Out There Somewhere
Hurrah for more exoplanets making the news this week. This time it is a star with a whole bunch of small planets very close to the star, usually they tend to be single gas giants larger even than Jupiter as this list of stars with exoplanets from Wikipedia shows.
But these stars are all so far away! The closest star with an exoplanet found in orbit around it so far is 10 light years away (Epsilon Eridani) and this week’s system was found over 2000 light years away. To put this in perspective, Voyager 2 is currently 11 hours 13 minutes and 52 seconds of light travel from Earth just over 33 years after launch. It hasn’t really left our solar system yet - it is twice as far from the sun as Pluto but not as far as planet X - and according to current calculations it will next encounter a star (Sirius) in 290,000 years time, by which time it will be 8.6 light years from Earth and its instruments will be long dead.
Of course, we don’t tend to talk about stars that don’t have planets orbiting them. I presume that we would know by now if our nearest stars like Proxima Centauri or Alpha Centauri definitely do not have stars orbiting them, so we definitely know that Epsilon Eridani is the star nearest to us with a planuc8et. It would be good to know that you definitely have to go that far to see more planets.
How on earth would you get there? You can’t travel faster than light and you can only send telemetry back fast as the speed of light so it is mostly the time that any such mission would take that ruins most notions of knowing anything about these planets any time soon.
Our best hope lies with artificial intelligence applied to two different problem domains. One is the exploration of the known universe with a set of Von Neumann probes. This is a device that replicates itself in order to complete its mission. It is quite a popular theme of science fiction to involve such devices as berserk swarms of robots intent on destroying all life but realistically if human endeavour is to amount to anything, the creation of these machines to explore the universe and to conduct the experiments using the data collected is our best bet at outlasting our rapidly dwindling natural resources.

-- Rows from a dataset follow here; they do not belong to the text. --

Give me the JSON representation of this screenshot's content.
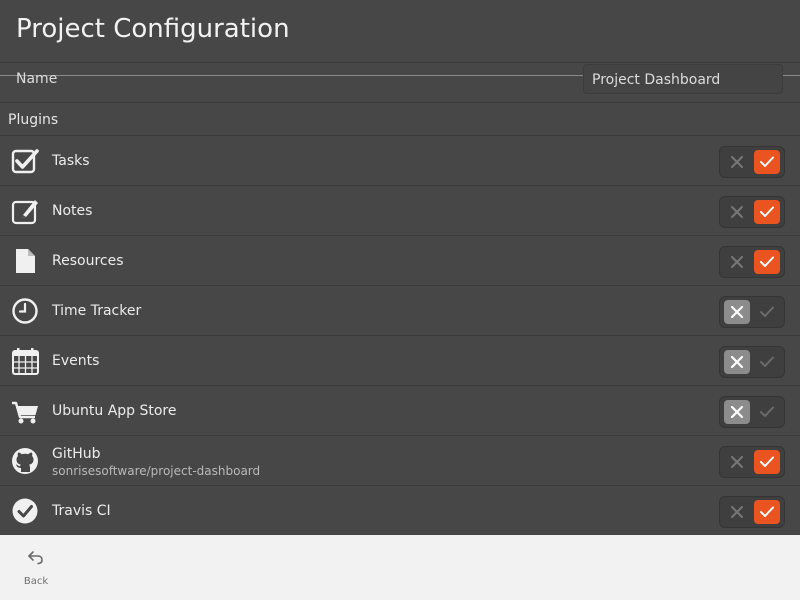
{
  "header": {
    "title": "Project Configuration"
  },
  "name_row": {
    "label": "Name",
    "value": "Project Dashboard"
  },
  "plugins_section": {
    "label": "Plugins"
  },
  "plugins": [
    {
      "name": "Tasks",
      "icon": "checkbox-icon",
      "enabled": true
    },
    {
      "name": "Notes",
      "icon": "edit-note-icon",
      "enabled": true
    },
    {
      "name": "Resources",
      "icon": "document-icon",
      "enabled": true
    },
    {
      "name": "Time Tracker",
      "icon": "clock-icon",
      "enabled": false
    },
    {
      "name": "Events",
      "icon": "calendar-icon",
      "enabled": false
    },
    {
      "name": "Ubuntu App Store",
      "icon": "shopping-cart-icon",
      "enabled": false
    },
    {
      "name": "GitHub",
      "subtitle": "sonrisesoftware/project-dashboard",
      "icon": "github-icon",
      "enabled": true
    },
    {
      "name": "Travis CI",
      "icon": "checkmark-circle-icon",
      "enabled": true
    }
  ],
  "footer": {
    "back_label": "Back",
    "back_icon": "back-arrow-icon"
  },
  "colors": {
    "accent": "#e95420",
    "background": "#474747",
    "footer": "#f2f2f2",
    "toggle_off_knob": "#8c8c8c"
  }
}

If artificial life beamed out into space to replicate itself forever is a bit too weird to countenance, how about the use of artificial intelligence to perform and guide research right here on earth? At the moment machines cannot really play Go and can only really beat humans at chess by being able to perform analysis of more future moves from each configuration of the board than his fleshbound opponent. However, life produces Chess Grandmasters and Go players so computer programs will eventually be able to too. Perhaps a philosopher, a computer science or a better mathematician than I would care to disagree. However, it is my belief that we will eventually be able to program our computers to make similar leaps of faith and connections between disparate elements as made by humans. At that point, ending the disconnect between the logic and the brute force work will greatly speed up many research processes. Some might feel that this is a monstrous relegation of humanity to the fringes of science but I personally believe that the removal of human bias and error will be of great benefit, not to mention the many discoveries that could be made.
Anyway, enough of the speculative stuff for now. I think I might try and learn a bit more about astrophysics in the future, if I get any insights I will be sure to share them here.